Dataset entries
--- START ---
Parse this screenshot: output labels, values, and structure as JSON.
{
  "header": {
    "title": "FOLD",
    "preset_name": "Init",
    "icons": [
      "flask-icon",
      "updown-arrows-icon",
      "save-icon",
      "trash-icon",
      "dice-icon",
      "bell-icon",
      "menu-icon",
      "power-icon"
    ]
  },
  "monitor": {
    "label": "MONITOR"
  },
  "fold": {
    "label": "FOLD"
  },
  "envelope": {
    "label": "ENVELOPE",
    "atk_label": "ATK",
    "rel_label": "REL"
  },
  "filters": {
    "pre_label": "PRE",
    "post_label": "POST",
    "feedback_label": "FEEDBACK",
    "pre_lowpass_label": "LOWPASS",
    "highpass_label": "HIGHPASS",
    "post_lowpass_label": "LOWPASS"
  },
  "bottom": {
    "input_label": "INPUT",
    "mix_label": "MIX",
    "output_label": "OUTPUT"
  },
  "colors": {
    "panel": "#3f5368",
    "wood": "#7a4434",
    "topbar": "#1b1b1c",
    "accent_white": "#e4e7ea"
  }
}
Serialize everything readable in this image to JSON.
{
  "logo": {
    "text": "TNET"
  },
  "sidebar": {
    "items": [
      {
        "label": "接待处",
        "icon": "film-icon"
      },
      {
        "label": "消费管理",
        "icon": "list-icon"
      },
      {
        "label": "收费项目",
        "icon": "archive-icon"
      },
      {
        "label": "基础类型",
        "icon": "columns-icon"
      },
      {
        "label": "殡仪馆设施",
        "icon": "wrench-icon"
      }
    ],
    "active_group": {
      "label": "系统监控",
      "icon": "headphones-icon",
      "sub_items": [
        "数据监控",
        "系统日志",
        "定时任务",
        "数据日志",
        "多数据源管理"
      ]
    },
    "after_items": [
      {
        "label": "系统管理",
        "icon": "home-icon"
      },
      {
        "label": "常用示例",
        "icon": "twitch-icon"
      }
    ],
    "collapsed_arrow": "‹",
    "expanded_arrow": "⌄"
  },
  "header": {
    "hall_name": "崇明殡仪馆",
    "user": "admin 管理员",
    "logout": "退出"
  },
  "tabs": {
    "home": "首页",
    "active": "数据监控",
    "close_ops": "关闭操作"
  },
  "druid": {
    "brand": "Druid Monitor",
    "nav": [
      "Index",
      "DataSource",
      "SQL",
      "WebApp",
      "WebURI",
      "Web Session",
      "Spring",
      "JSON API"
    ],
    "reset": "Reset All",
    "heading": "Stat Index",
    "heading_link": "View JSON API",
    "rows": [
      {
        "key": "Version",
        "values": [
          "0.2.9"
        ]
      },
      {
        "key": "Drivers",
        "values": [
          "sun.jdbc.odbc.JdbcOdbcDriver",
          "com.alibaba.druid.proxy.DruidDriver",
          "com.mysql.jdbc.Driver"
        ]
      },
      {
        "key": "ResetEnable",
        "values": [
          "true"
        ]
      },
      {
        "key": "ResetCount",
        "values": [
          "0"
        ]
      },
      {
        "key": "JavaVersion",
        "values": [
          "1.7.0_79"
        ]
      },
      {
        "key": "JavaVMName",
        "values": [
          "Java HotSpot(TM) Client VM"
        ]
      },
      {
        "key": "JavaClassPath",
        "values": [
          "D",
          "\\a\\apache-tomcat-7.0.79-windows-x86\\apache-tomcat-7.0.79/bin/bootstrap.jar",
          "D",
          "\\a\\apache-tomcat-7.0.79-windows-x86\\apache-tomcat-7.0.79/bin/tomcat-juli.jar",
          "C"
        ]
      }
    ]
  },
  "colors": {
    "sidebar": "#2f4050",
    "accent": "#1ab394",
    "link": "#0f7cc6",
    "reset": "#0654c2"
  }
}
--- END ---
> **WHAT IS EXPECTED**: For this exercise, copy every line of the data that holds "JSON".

> **ANSWER SPACE**:
Parse this screenshot: output labels, values, and structure as JSON.
Serialize everything readable in this image to JSON.
      "JSON API"
    "heading_link": "View JSON API",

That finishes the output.